Oscar’s father, Sir William Wilde, was an ear and eye doctor, and his mother, Lady Jane Francesca Agnes Elgee Wilde, was a writer, poet, and translator.
Oscar was profoundly affected by the death of his younger sister when she was ten years old, and for his lifetime he carried a lock of her hair sealed in a decorated envelope.
Wilde had two older half-sisters who died in an accident when their gowns caught fire after a ball.
In 1876 Oscar had a brief romantic affair with a girl named Florence Balcome, who later married Bram Stoker, the author of Dracula.

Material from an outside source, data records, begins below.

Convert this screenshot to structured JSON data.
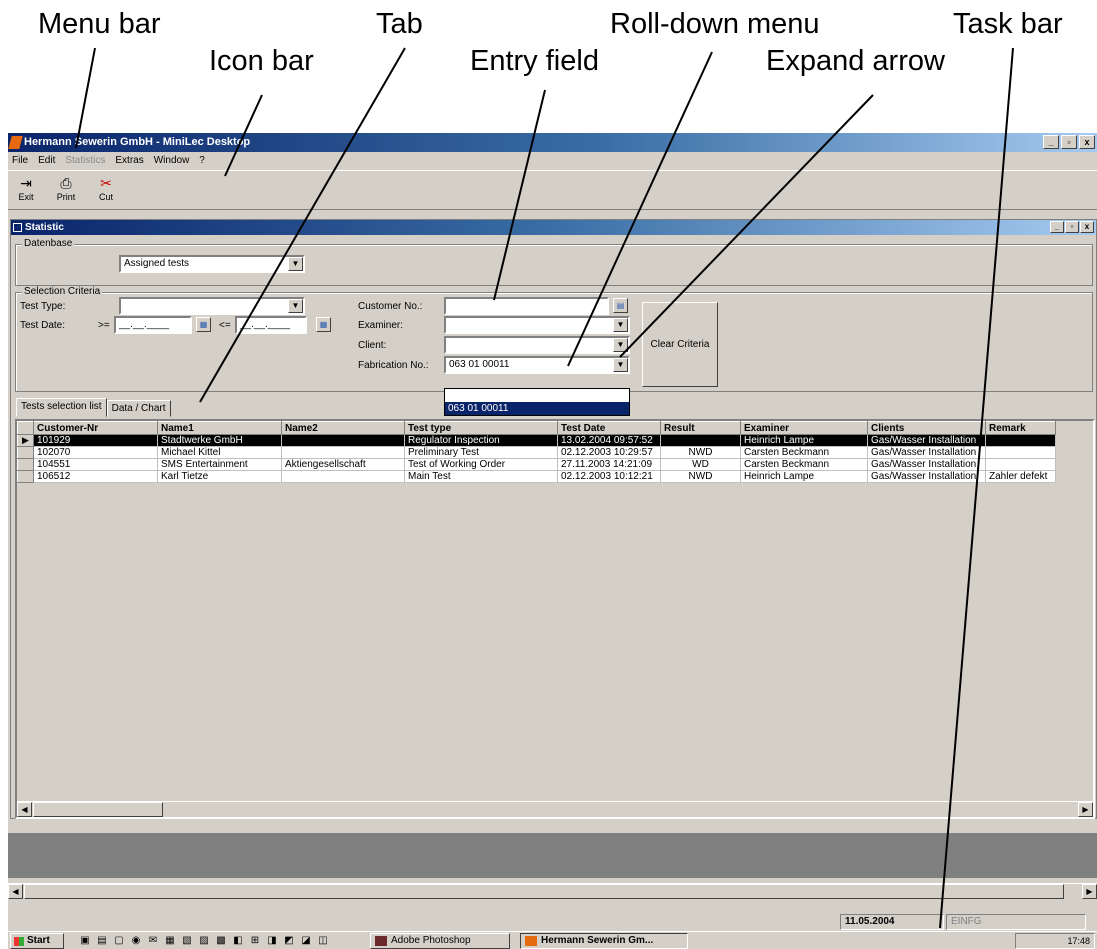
{
  "annotations": {
    "menu_bar": "Menu bar",
    "icon_bar": "Icon bar",
    "tab": "Tab",
    "entry_field": "Entry field",
    "roll_down_menu": "Roll-down menu",
    "expand_arrow": "Expand arrow",
    "task_bar": "Task bar"
  },
  "app": {
    "title": "Hermann Sewerin GmbH - MiniLec Desktop",
    "menu": [
      "File",
      "Edit",
      "Statistics",
      "Extras",
      "Window",
      "?"
    ],
    "toolbar": [
      "Exit",
      "Print",
      "Cut"
    ]
  },
  "child": {
    "title": "Statistic",
    "database_label": "Datenbase",
    "database_value": "Assigned tests",
    "criteria_label": "Selection Criteria",
    "test_type_label": "Test Type:",
    "test_date_label": "Test Date:",
    "from_op": ">=",
    "to_op": "<=",
    "date_placeholder": "__.__.____",
    "customer_label": "Customer No.:",
    "examiner_label": "Examiner:",
    "client_label": "Client:",
    "fabrication_label": "Fabrication No.:",
    "fabrication_value": "063 01 00011",
    "dropdown_option": "063 01 00011",
    "clear_button": "Clear Criteria",
    "tabs": [
      "Tests selection list",
      "Data / Chart"
    ]
  },
  "table": {
    "columns": [
      "Customer-Nr",
      "Name1",
      "Name2",
      "Test type",
      "Test Date",
      "Result",
      "Examiner",
      "Clients",
      "Remark"
    ],
    "rows": [
      [
        "101929",
        "Stadtwerke GmbH",
        "",
        "Regulator Inspection",
        "13.02.2004 09:57:52",
        "",
        "Heinrich Lampe",
        "Gas/Wasser Installation",
        ""
      ],
      [
        "102070",
        "Michael Kittel",
        "",
        "Preliminary Test",
        "02.12.2003 10:29:57",
        "NWD",
        "Carsten Beckmann",
        "Gas/Wasser Installation",
        ""
      ],
      [
        "104551",
        "SMS Entertainment",
        "Aktiengesellschaft",
        "Test of Working Order",
        "27.11.2003 14:21:09",
        "WD",
        "Carsten Beckmann",
        "Gas/Wasser Installation",
        ""
      ],
      [
        "106512",
        "Karl Tietze",
        "",
        "Main Test",
        "02.12.2003 10:12:21",
        "NWD",
        "Heinrich Lampe",
        "Gas/Wasser Installation",
        "Zahler defekt"
      ]
    ]
  },
  "status": {
    "date": "11.05.2004",
    "mode": "EINFG"
  },
  "taskbar": {
    "start": "Start",
    "buttons": [
      "Adobe Photoshop",
      "Hermann Sewerin Gm..."
    ],
    "clock": "17:48"
  },
  "colors": {
    "title_gradient_start": "#0a246a",
    "title_gradient_end": "#a6caf0",
    "selection": "#0a246a"
  }
}
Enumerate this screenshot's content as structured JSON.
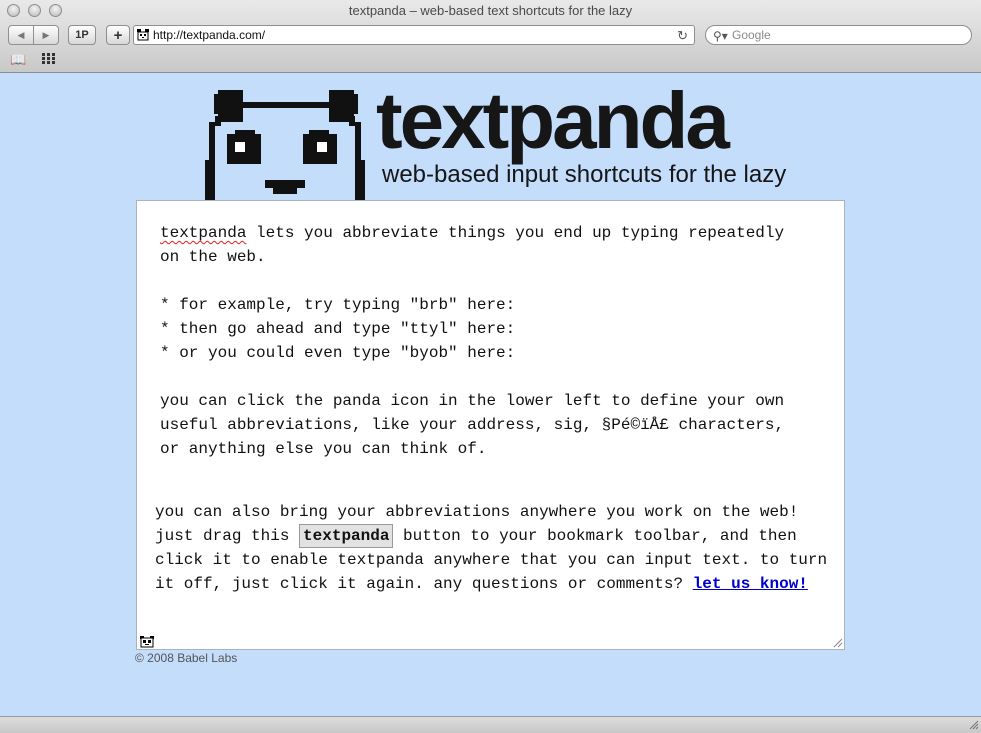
{
  "window": {
    "title": "textpanda – web-based text shortcuts for the lazy"
  },
  "toolbar": {
    "back_icon": "back-arrow-icon",
    "forward_icon": "forward-arrow-icon",
    "onepassword_label": "1P",
    "add_label": "+",
    "url": "http://textpanda.com/",
    "search_placeholder": "Google"
  },
  "bookmarks_bar": {
    "icons": [
      "bookmarks-book-icon",
      "top-sites-grid-icon"
    ]
  },
  "header": {
    "logo_text": "textpanda",
    "tagline": "web-based input shortcuts for the lazy"
  },
  "textarea": {
    "first_word": "textpanda",
    "line1_rest": " lets you abbreviate things you end up typing repeatedly",
    "line2": "on the web.",
    "bullet1": "* for example, try typing \"brb\" here:",
    "bullet2": "* then go ahead and type \"ttyl\" here:",
    "bullet3": "* or you could even type \"byob\" here:",
    "para2_line1": "you can click the panda icon in the lower left to define your own",
    "para2_line2": "useful abbreviations, like your address, sig, §Pé©ïÅ£ characters,",
    "para2_line3": "or anything else you can think of."
  },
  "info": {
    "before_button": "you can also bring your abbreviations anywhere you work on the web! just drag this ",
    "bookmarklet_label": "textpanda",
    "after_button": " button to your bookmark toolbar, and then click it to enable textpanda anywhere that you can input text. to turn it off, just click it again. any questions or comments? ",
    "link_text": "let us know!"
  },
  "footer": {
    "copyright": "© 2008 Babel Labs"
  }
}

He and his wife Constance had two sons, Cyril and Vyvyan. (Really, Vyvyan?) Vyvyan later changed the spelling of his name to Vivian. (Who wouldn’t?) Except for the unfortunate name choice, Oscar was an attentive and loving father who spent lots of time with his sons.
When Wilde was arrested, convicted and sentenced to prison for “gross indecency”, Constance attempted to protect her sons from the scandal. She took the children to Switzerland and took the old family name of Holland for herself and the boys.
Oscar mostly spent the last three years of his life (after prison) wandering Europe, staying with friends and living in cheap hotels. Sad but true.
Oscar Wilde quotes:
“The public have an insatiable curiosity to know everything, except what is worth knowing.”
“The world is a stage, but the play is badly cast.”
“A thing is not necessarily true because a man dies for it.”
“A simile committing suicide is always a depressing spectacle.”
“An idea that is not dangerous is unworthy of being called an idea at all.”
“Everything popular is wrong.”
“There is no such thing as a moral or an immoral book. Books are well written, or badly written.”
“Children begin by loving their parents; as they grow older they judge them; sometimes they forgive them.”
“Nowadays people know the price of everything and the value of nothing.”
What have you read of Oscar Wilde’s work? His plays are delightfully funny and witty, and The Picture of Dorian Gray is quite insightful in its own way, as long as one takes almost anything the characters say or do and turns it upside down to do or believe the opposite.